In 2006, Mrs. Anne Miller asked a provocative question: “Why aren’t we creating more Dr. Philip Tumultys?” She was referring to a man who had been her doctor, a legendary Hopkins clinician known for his “back-to-basics, humanistic approach to the treatment of patients.” She was concerned that -- despite their remarkable success in scientific discovery -- academic medical centers were not producing skilled, thoughtful clinicians of the caliber of Dr. Tumulty.
Mrs. Miller’s question was followed by a gift from her daughter and son-in-law, Mrs. Sarah Miller-Coulson, and Mr. Frank Coulson. Their support made it possible to name four respected clinicians as the first Miller-Coulson Scholars. The Scholars’ mission has been to define clinical excellence in an academic setting, to develop a systematic means of measuring it, and of recognizing the clinicians who provide excellent patient care, so that they may be rewarded for their work -- just as excellent scientists are rewarded for their research.
Laying the Groundwork for the Academy
It took two years of hard work, but the Miller-Coulson Scholars -- Colleen Christmas, Chris Durso, Steve Kravet and Scott Wright -- built the foundation for The Miller-Coulson Academy of Clinical Excellence at Johns Hopkins Bayview by:
Defining clinical excellence in academia through:
- Meetings with institutional and national leaders.
- Empiric research studies, using qualitative and quantitative methods
- Systematic review of the medical literature
Using this definition, the Scholars then developed the ‘clinical portfolio’, a tool designed to measure the academic clinician’s performance and contributions.

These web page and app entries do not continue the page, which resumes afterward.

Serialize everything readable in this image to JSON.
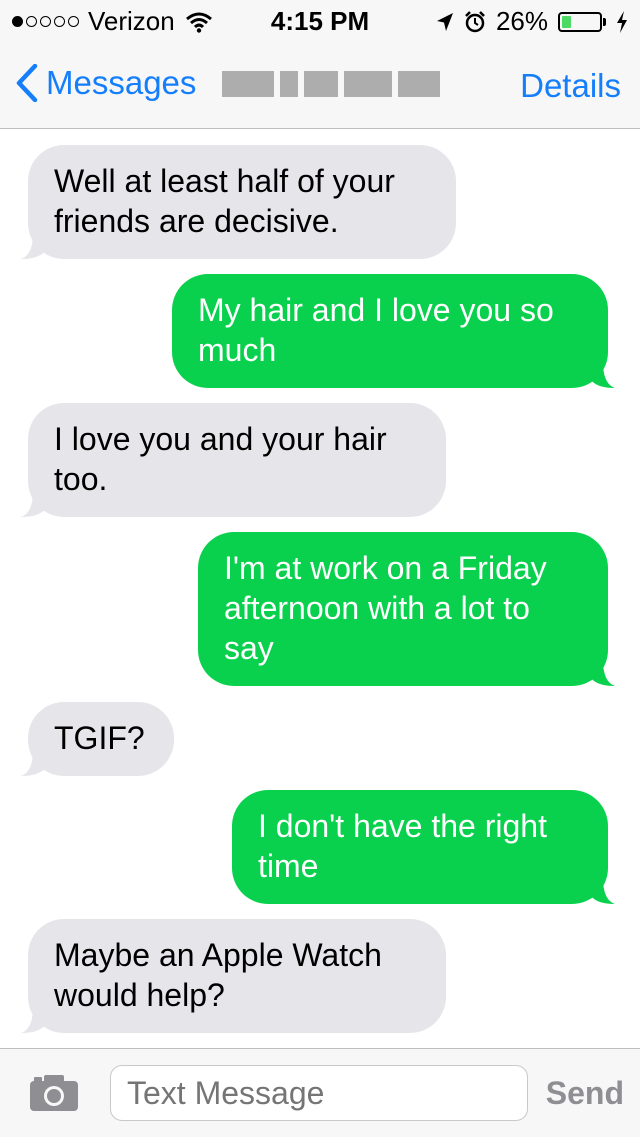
{
  "status_bar": {
    "signal_dots_filled": 1,
    "signal_dots_total": 5,
    "carrier": "Verizon",
    "time": "4:15 PM",
    "battery_percent": "26%",
    "battery_level": 0.26,
    "icons": [
      "wifi-icon",
      "location-arrow-icon",
      "alarm-icon",
      "battery-icon",
      "charging-bolt-icon"
    ]
  },
  "nav": {
    "back_label": "Messages",
    "details_label": "Details"
  },
  "messages": [
    {
      "direction": "incoming",
      "text": "Well at least half of your friends are decisive."
    },
    {
      "direction": "outgoing",
      "text": "My hair and I love you so much"
    },
    {
      "direction": "incoming",
      "text": "I love you and your hair too."
    },
    {
      "direction": "outgoing",
      "text": "I'm at work on a Friday afternoon with a lot to say"
    },
    {
      "direction": "incoming",
      "text": "TGIF?"
    },
    {
      "direction": "outgoing",
      "text": "I don't have the right time"
    },
    {
      "direction": "incoming",
      "text": "Maybe an Apple Watch would help?"
    }
  ],
  "composer": {
    "placeholder": "Text Message",
    "send_label": "Send",
    "camera_icon": "camera-icon"
  },
  "colors": {
    "incoming_bubble": "#e5e5ea",
    "outgoing_bubble": "#0ad14d",
    "accent": "#147efb"
  }
}
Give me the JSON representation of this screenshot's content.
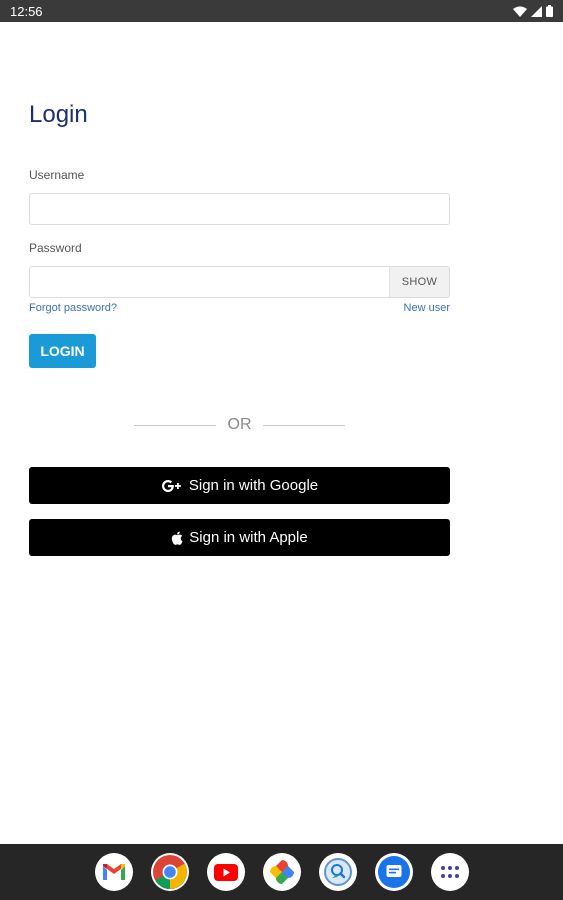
{
  "status_bar": {
    "time": "12:56",
    "icons": [
      "wifi-icon",
      "cell-signal-icon",
      "battery-icon"
    ]
  },
  "login": {
    "title": "Login",
    "username_label": "Username",
    "username_value": "",
    "password_label": "Password",
    "password_value": "",
    "show_label": "SHOW",
    "forgot_label": "Forgot password?",
    "new_user_label": "New user",
    "login_label": "LOGIN"
  },
  "divider": {
    "text": "OR"
  },
  "social": {
    "google_label": "Sign in with Google",
    "apple_label": "Sign in with Apple"
  },
  "dock": {
    "apps": [
      "gmail-icon",
      "chrome-icon",
      "youtube-icon",
      "photos-icon",
      "files-icon",
      "messages-icon",
      "app-drawer-icon"
    ]
  },
  "colors": {
    "title": "#1d2f6f",
    "link": "#3a70b8",
    "login_button": "#1a9bd7",
    "social_button": "#000000",
    "status_bar": "#3a3a3a",
    "dock": "#262626"
  }
}
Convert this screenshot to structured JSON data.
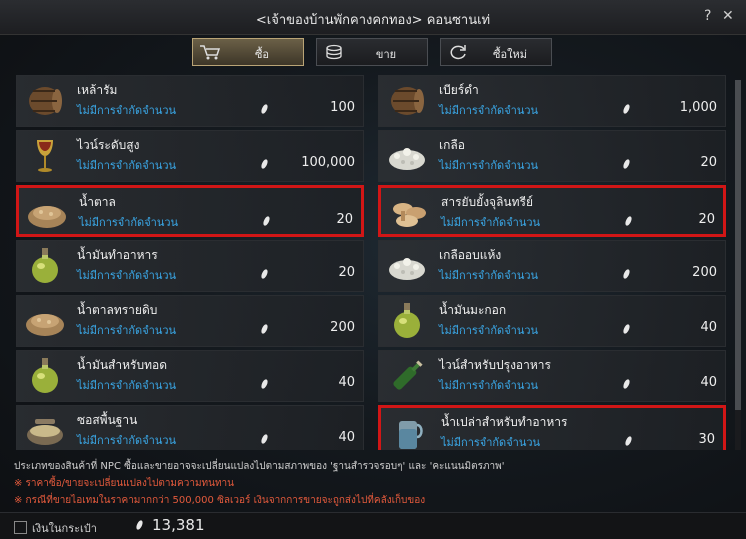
{
  "window": {
    "title": "<เจ้าของบ้านพักคางคกทอง> คอนซานเท่",
    "help_icon": "?",
    "close_icon": "✕"
  },
  "tabs": [
    {
      "label": "ซื้อ",
      "icon": "cart-icon",
      "active": true
    },
    {
      "label": "ขาย",
      "icon": "coins-icon",
      "active": false
    },
    {
      "label": "ซื้อใหม่",
      "icon": "refresh-icon",
      "active": false
    }
  ],
  "items": [
    {
      "name": "เหล้ารัม",
      "qty": "ไม่มีการจำกัดจำนวน",
      "price": "100",
      "icon": "barrel-icon",
      "highlighted": false
    },
    {
      "name": "เบียร์ดำ",
      "qty": "ไม่มีการจำกัดจำนวน",
      "price": "1,000",
      "icon": "barrel-icon",
      "highlighted": false
    },
    {
      "name": "ไวน์ระดับสูง",
      "qty": "ไม่มีการจำกัดจำนวน",
      "price": "100,000",
      "icon": "goblet-icon",
      "highlighted": false
    },
    {
      "name": "เกลือ",
      "qty": "ไม่มีการจำกัดจำนวน",
      "price": "20",
      "icon": "salt-icon",
      "highlighted": false
    },
    {
      "name": "น้ำตาล",
      "qty": "ไม่มีการจำกัดจำนวน",
      "price": "20",
      "icon": "sugar-icon",
      "highlighted": true
    },
    {
      "name": "สารยับยั้งจุลินทรีย์",
      "qty": "ไม่มีการจำกัดจำนวน",
      "price": "20",
      "icon": "mushroom-icon",
      "highlighted": true
    },
    {
      "name": "น้ำมันทำอาหาร",
      "qty": "ไม่มีการจำกัดจำนวน",
      "price": "20",
      "icon": "oil-flask-icon",
      "highlighted": false
    },
    {
      "name": "เกลืออบแห้ง",
      "qty": "ไม่มีการจำกัดจำนวน",
      "price": "200",
      "icon": "salt-icon",
      "highlighted": false
    },
    {
      "name": "น้ำตาลทรายดิบ",
      "qty": "ไม่มีการจำกัดจำนวน",
      "price": "200",
      "icon": "sugar-icon",
      "highlighted": false
    },
    {
      "name": "น้ำมันมะกอก",
      "qty": "ไม่มีการจำกัดจำนวน",
      "price": "40",
      "icon": "oil-flask-icon",
      "highlighted": false
    },
    {
      "name": "น้ำมันสำหรับทอด",
      "qty": "ไม่มีการจำกัดจำนวน",
      "price": "40",
      "icon": "oil-flask-icon",
      "highlighted": false
    },
    {
      "name": "ไวน์สำหรับปรุงอาหาร",
      "qty": "ไม่มีการจำกัดจำนวน",
      "price": "40",
      "icon": "wine-bottle-icon",
      "highlighted": false
    },
    {
      "name": "ซอสพื้นฐาน",
      "qty": "ไม่มีการจำกัดจำนวน",
      "price": "40",
      "icon": "sauce-bowl-icon",
      "highlighted": false
    },
    {
      "name": "น้ำเปล่าสำหรับทำอาหาร",
      "qty": "ไม่มีการจำกัดจำนวน",
      "price": "30",
      "icon": "water-jug-icon",
      "highlighted": true
    }
  ],
  "notes": {
    "line1": "ประเภทของสินค้าที่ NPC ซื้อและขายอาจจะเปลี่ยนแปลงไปตามสภาพของ 'ฐานสำรวจรอบๆ' และ 'คะแนนมิตรภาพ'",
    "line2": "※ ราคาซื้อ/ขายจะเปลี่ยนแปลงไปตามความทนทาน",
    "line3": "※ กรณีที่ขายไอเทมในราคามากกว่า 500,000 ซิลเวอร์ เงินจากการขายจะถูกส่งไปที่คลังเก็บของ"
  },
  "footer": {
    "label": "เงินในกระเป๋า",
    "amount": "13,381",
    "currency_icon": "silver-icon"
  }
}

Potential academy members were identified through a survey of faculty members and residents, and a few of the country’s best physicians were invited to apply. An External Review Board of experts in clinical care at other academic medical centers was established to provide external validation of the application materials.